Source data below:

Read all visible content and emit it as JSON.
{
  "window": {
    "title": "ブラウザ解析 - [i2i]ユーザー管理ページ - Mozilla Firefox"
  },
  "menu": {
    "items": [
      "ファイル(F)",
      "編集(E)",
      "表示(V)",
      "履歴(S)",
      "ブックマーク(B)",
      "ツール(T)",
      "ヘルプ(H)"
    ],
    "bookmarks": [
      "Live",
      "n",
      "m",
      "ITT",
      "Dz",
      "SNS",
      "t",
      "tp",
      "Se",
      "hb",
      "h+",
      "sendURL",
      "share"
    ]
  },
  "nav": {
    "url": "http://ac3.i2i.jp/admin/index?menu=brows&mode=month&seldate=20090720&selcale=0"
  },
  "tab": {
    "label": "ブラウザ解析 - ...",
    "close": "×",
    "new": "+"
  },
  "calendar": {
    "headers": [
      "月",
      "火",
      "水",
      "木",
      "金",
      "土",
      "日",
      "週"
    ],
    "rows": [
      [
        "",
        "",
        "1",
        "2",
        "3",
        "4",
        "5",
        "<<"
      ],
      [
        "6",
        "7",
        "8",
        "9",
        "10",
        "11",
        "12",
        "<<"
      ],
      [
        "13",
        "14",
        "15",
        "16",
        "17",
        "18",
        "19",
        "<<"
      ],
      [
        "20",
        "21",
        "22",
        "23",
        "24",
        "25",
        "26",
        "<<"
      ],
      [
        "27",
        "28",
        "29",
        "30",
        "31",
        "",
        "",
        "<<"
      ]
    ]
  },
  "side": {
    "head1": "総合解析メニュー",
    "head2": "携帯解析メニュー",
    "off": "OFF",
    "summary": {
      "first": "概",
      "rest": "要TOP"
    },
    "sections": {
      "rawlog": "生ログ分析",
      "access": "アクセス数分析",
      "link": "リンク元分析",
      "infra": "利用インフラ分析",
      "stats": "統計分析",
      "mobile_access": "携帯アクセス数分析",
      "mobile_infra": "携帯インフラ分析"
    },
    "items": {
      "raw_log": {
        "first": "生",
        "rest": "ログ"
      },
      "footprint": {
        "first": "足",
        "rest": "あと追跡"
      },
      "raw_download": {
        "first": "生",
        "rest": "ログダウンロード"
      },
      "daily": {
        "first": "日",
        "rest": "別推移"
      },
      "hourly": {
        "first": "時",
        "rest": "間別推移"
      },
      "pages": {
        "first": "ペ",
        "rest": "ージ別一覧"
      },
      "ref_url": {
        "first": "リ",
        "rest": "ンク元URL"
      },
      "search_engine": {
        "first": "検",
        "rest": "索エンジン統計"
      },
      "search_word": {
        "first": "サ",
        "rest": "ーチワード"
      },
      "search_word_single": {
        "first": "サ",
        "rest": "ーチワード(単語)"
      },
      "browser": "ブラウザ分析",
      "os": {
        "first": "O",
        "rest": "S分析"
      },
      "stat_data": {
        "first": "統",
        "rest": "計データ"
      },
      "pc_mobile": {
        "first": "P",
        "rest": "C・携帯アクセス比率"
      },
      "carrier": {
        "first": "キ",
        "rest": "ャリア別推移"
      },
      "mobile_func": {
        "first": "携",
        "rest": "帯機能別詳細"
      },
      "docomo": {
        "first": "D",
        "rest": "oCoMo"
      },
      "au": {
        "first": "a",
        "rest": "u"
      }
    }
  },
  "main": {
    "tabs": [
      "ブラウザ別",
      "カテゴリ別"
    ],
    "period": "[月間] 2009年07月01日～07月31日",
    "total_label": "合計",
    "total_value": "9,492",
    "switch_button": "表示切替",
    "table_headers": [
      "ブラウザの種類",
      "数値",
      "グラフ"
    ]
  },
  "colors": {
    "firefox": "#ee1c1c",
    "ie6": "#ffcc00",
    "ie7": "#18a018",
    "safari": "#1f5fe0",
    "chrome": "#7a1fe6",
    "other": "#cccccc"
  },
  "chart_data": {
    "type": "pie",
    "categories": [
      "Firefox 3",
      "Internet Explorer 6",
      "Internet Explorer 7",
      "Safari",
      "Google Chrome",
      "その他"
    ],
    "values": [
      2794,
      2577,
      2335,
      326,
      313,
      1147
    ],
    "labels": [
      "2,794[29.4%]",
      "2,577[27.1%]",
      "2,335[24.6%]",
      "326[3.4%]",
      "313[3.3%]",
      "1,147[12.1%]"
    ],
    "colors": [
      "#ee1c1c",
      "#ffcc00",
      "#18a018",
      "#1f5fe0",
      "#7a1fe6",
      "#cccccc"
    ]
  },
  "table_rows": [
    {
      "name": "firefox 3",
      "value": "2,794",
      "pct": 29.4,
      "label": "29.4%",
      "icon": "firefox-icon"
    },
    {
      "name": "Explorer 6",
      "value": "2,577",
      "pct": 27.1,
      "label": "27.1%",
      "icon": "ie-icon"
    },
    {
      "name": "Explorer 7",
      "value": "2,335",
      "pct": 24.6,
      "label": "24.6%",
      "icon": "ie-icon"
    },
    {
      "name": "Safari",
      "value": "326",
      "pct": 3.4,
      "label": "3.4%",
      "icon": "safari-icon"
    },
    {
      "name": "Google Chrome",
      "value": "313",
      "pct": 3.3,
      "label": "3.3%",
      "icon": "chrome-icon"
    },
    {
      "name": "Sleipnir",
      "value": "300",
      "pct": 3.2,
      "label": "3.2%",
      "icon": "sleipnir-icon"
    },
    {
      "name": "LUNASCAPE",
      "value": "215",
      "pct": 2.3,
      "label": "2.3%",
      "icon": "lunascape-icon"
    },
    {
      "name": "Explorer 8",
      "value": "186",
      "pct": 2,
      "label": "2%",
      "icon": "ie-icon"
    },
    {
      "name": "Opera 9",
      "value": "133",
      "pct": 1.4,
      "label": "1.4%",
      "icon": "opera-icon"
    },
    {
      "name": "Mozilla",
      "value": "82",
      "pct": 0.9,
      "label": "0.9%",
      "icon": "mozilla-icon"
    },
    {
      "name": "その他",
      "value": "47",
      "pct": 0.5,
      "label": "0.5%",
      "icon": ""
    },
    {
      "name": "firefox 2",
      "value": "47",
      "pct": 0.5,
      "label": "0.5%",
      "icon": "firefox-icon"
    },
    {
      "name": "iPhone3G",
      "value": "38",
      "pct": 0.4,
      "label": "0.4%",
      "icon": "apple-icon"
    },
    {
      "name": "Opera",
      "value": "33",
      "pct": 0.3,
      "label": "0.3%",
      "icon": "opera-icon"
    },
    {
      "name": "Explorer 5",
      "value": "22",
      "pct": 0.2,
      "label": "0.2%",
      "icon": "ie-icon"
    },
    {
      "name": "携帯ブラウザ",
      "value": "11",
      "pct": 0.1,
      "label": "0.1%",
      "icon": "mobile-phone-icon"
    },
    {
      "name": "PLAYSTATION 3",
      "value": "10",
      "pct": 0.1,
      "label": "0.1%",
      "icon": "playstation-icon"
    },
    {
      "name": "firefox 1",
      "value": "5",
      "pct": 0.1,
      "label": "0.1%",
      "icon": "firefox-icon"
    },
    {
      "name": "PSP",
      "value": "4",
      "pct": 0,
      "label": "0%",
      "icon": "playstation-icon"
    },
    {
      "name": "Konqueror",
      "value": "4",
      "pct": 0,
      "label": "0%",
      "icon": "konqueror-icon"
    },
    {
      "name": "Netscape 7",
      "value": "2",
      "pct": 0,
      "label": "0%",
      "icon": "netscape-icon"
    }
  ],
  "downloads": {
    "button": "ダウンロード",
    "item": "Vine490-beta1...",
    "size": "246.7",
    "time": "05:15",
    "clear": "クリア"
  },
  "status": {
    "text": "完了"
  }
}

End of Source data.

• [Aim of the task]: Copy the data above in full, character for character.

• [Answer to this problem]:
Read all visible content and emit it as JSON.
{
  "window": {
    "title": "ブラウザ解析 - [i2i]ユーザー管理ページ - Mozilla Firefox"
  },
  "menu": {
    "items": [
      "ファイル(F)",
      "編集(E)",
      "表示(V)",
      "履歴(S)",
      "ブックマーク(B)",
      "ツール(T)",
      "ヘルプ(H)"
    ],
    "bookmarks": [
      "Live",
      "n",
      "m",
      "ITT",
      "Dz",
      "SNS",
      "t",
      "tp",
      "Se",
      "hb",
      "h+",
      "sendURL",
      "share"
    ]
  },
  "nav": {
    "url": "http://ac3.i2i.jp/admin/index?menu=brows&mode=month&seldate=20090720&selcale=0"
  },
  "tab": {
    "label": "ブラウザ解析 - ...",
    "close": "×",
    "new": "+"
  },
  "calendar": {
    "headers": [
      "月",
      "火",
      "水",
      "木",
      "金",
      "土",
      "日",
      "週"
    ],
    "rows": [
      [
        "",
        "",
        "1",
        "2",
        "3",
        "4",
        "5",
        "<<"
      ],
      [
        "6",
        "7",
        "8",
        "9",
        "10",
        "11",
        "12",
        "<<"
      ],
      [
        "13",
        "14",
        "15",
        "16",
        "17",
        "18",
        "19",
        "<<"
      ],
      [
        "20",
        "21",
        "22",
        "23",
        "24",
        "25",
        "26",
        "<<"
      ],
      [
        "27",
        "28",
        "29",
        "30",
        "31",
        "",
        "",
        "<<"
      ]
    ]
  },
  "side": {
    "head1": "総合解析メニュー",
    "head2": "携帯解析メニュー",
    "off": "OFF",
    "summary": {
      "first": "概",
      "rest": "要TOP"
    },
    "sections": {
      "rawlog": "生ログ分析",
      "access": "アクセス数分析",
      "link": "リンク元分析",
      "infra": "利用インフラ分析",
      "stats": "統計分析",
      "mobile_access": "携帯アクセス数分析",
      "mobile_infra": "携帯インフラ分析"
    },
    "items": {
      "raw_log": {
        "first": "生",
        "rest": "ログ"
      },
      "footprint": {
        "first": "足",
        "rest": "あと追跡"
      },
      "raw_download": {
        "first": "生",
        "rest": "ログダウンロード"
      },
      "daily": {
        "first": "日",
        "rest": "別推移"
      },
      "hourly": {
        "first": "時",
        "rest": "間別推移"
      },
      "pages": {
        "first": "ペ",
        "rest": "ージ別一覧"
      },
      "ref_url": {
        "first": "リ",
        "rest": "ンク元URL"
      },
      "search_engine": {
        "first": "検",
        "rest": "索エンジン統計"
      },
      "search_word": {
        "first": "サ",
        "rest": "ーチワード"
      },
      "search_word_single": {
        "first": "サ",
        "rest": "ーチワード(単語)"
      },
      "browser": "ブラウザ分析",
      "os": {
        "first": "O",
        "rest": "S分析"
      },
      "stat_data": {
        "first": "統",
        "rest": "計データ"
      },
      "pc_mobile": {
        "first": "P",
        "rest": "C・携帯アクセス比率"
      },
      "carrier": {
        "first": "キ",
        "rest": "ャリア別推移"
      },
      "mobile_func": {
        "first": "携",
        "rest": "帯機能別詳細"
      },
      "docomo": {
        "first": "D",
        "rest": "oCoMo"
      },
      "au": {
        "first": "a",
        "rest": "u"
      }
    }
  },
  "main": {
    "tabs": [
      "ブラウザ別",
      "カテゴリ別"
    ],
    "period": "[月間] 2009年07月01日～07月31日",
    "total_label": "合計",
    "total_value": "9,492",
    "switch_button": "表示切替",
    "table_headers": [
      "ブラウザの種類",
      "数値",
      "グラフ"
    ]
  },
  "colors": {
    "firefox": "#ee1c1c",
    "ie6": "#ffcc00",
    "ie7": "#18a018",
    "safari": "#1f5fe0",
    "chrome": "#7a1fe6",
    "other": "#cccccc"
  },
  "chart_data": {
    "type": "pie",
    "categories": [
      "Firefox 3",
      "Internet Explorer 6",
      "Internet Explorer 7",
      "Safari",
      "Google Chrome",
      "その他"
    ],
    "values": [
      2794,
      2577,
      2335,
      326,
      313,
      1147
    ],
    "labels": [
      "2,794[29.4%]",
      "2,577[27.1%]",
      "2,335[24.6%]",
      "326[3.4%]",
      "313[3.3%]",
      "1,147[12.1%]"
    ],
    "colors": [
      "#ee1c1c",
      "#ffcc00",
      "#18a018",
      "#1f5fe0",
      "#7a1fe6",
      "#cccccc"
    ]
  },
  "table_rows": [
    {
      "name": "firefox 3",
      "value": "2,794",
      "pct": 29.4,
      "label": "29.4%",
      "icon": "firefox-icon"
    },
    {
      "name": "Explorer 6",
      "value": "2,577",
      "pct": 27.1,
      "label": "27.1%",
      "icon": "ie-icon"
    },
    {
      "name": "Explorer 7",
      "value": "2,335",
      "pct": 24.6,
      "label": "24.6%",
      "icon": "ie-icon"
    },
    {
      "name": "Safari",
      "value": "326",
      "pct": 3.4,
      "label": "3.4%",
      "icon": "safari-icon"
    },
    {
      "name": "Google Chrome",
      "value": "313",
      "pct": 3.3,
      "label": "3.3%",
      "icon": "chrome-icon"
    },
    {
      "name": "Sleipnir",
      "value": "300",
      "pct": 3.2,
      "label": "3.2%",
      "icon": "sleipnir-icon"
    },
    {
      "name": "LUNASCAPE",
      "value": "215",
      "pct": 2.3,
      "label": "2.3%",
      "icon": "lunascape-icon"
    },
    {
      "name": "Explorer 8",
      "value": "186",
      "pct": 2,
      "label": "2%",
      "icon": "ie-icon"
    },
    {
      "name": "Opera 9",
      "value": "133",
      "pct": 1.4,
      "label": "1.4%",
      "icon": "opera-icon"
    },
    {
      "name": "Mozilla",
      "value": "82",
      "pct": 0.9,
      "label": "0.9%",
      "icon": "mozilla-icon"
    },
    {
      "name": "その他",
      "value": "47",
      "pct": 0.5,
      "label": "0.5%",
      "icon": ""
    },
    {
      "name": "firefox 2",
      "value": "47",
      "pct": 0.5,
      "label": "0.5%",
      "icon": "firefox-icon"
    },
    {
      "name": "iPhone3G",
      "value": "38",
      "pct": 0.4,
      "label": "0.4%",
      "icon": "apple-icon"
    },
    {
      "name": "Opera",
      "value": "33",
      "pct": 0.3,
      "label": "0.3%",
      "icon": "opera-icon"
    },
    {
      "name": "Explorer 5",
      "value": "22",
      "pct": 0.2,
      "label": "0.2%",
      "icon": "ie-icon"
    },
    {
      "name": "携帯ブラウザ",
      "value": "11",
      "pct": 0.1,
      "label": "0.1%",
      "icon": "mobile-phone-icon"
    },
    {
      "name": "PLAYSTATION 3",
      "value": "10",
      "pct": 0.1,
      "label": "0.1%",
      "icon": "playstation-icon"
    },
    {
      "name": "firefox 1",
      "value": "5",
      "pct": 0.1,
      "label": "0.1%",
      "icon": "firefox-icon"
    },
    {
      "name": "PSP",
      "value": "4",
      "pct": 0,
      "label": "0%",
      "icon": "playstation-icon"
    },
    {
      "name": "Konqueror",
      "value": "4",
      "pct": 0,
      "label": "0%",
      "icon": "konqueror-icon"
    },
    {
      "name": "Netscape 7",
      "value": "2",
      "pct": 0,
      "label": "0%",
      "icon": "netscape-icon"
    }
  ],
  "downloads": {
    "button": "ダウンロード",
    "item": "Vine490-beta1...",
    "size": "246.7",
    "time": "05:15",
    "clear": "クリア"
  },
  "status": {
    "text": "完了"
  }
}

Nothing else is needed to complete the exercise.